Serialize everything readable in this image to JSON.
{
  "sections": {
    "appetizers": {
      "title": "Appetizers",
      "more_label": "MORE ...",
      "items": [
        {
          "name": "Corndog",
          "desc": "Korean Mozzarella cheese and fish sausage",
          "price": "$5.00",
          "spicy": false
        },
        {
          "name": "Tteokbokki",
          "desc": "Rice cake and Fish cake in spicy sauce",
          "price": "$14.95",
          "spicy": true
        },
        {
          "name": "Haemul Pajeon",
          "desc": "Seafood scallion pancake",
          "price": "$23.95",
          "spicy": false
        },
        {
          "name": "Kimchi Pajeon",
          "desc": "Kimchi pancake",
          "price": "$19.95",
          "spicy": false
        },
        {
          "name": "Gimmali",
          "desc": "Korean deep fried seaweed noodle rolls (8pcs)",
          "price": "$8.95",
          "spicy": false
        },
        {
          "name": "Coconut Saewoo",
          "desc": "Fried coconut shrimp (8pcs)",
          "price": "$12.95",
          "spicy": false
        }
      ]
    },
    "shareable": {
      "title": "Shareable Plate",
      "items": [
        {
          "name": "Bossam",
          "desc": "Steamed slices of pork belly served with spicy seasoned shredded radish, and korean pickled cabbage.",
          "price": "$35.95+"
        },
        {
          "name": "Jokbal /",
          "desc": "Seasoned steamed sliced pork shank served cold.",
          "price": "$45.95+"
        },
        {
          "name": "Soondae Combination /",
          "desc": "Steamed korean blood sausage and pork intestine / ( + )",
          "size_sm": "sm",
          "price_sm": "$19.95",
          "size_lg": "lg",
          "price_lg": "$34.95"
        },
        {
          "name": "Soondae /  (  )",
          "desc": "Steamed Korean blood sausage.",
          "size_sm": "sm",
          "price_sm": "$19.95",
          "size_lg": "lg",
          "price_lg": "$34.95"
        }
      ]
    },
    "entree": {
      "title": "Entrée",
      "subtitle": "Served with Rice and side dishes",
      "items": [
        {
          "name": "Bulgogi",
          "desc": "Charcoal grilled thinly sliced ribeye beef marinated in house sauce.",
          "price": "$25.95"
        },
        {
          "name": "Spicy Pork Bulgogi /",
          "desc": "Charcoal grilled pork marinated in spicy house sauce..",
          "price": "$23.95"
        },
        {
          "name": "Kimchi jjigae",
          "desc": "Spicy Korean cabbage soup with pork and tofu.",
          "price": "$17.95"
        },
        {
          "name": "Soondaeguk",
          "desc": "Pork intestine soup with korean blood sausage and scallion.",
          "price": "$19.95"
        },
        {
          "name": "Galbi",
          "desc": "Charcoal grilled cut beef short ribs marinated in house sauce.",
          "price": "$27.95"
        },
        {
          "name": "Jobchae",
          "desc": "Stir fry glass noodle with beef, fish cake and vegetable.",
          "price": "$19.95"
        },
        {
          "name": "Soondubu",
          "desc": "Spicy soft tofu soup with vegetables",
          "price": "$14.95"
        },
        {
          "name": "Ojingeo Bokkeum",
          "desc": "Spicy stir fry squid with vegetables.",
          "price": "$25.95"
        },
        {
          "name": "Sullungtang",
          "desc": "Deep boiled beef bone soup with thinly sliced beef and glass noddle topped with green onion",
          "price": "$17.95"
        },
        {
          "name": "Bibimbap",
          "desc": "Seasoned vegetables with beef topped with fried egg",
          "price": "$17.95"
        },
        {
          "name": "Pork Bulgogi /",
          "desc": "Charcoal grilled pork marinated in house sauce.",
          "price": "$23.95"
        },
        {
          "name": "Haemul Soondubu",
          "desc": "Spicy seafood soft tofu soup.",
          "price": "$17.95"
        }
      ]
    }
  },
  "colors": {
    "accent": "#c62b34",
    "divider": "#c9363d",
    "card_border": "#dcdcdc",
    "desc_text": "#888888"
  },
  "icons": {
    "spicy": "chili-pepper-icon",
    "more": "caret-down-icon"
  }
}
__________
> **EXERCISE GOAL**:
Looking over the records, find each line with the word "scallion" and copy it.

> **RESULT**:
          "desc": "Seafood scallion pancake",
          "desc": "Pork intestine soup with korean blood sausage and scallion.",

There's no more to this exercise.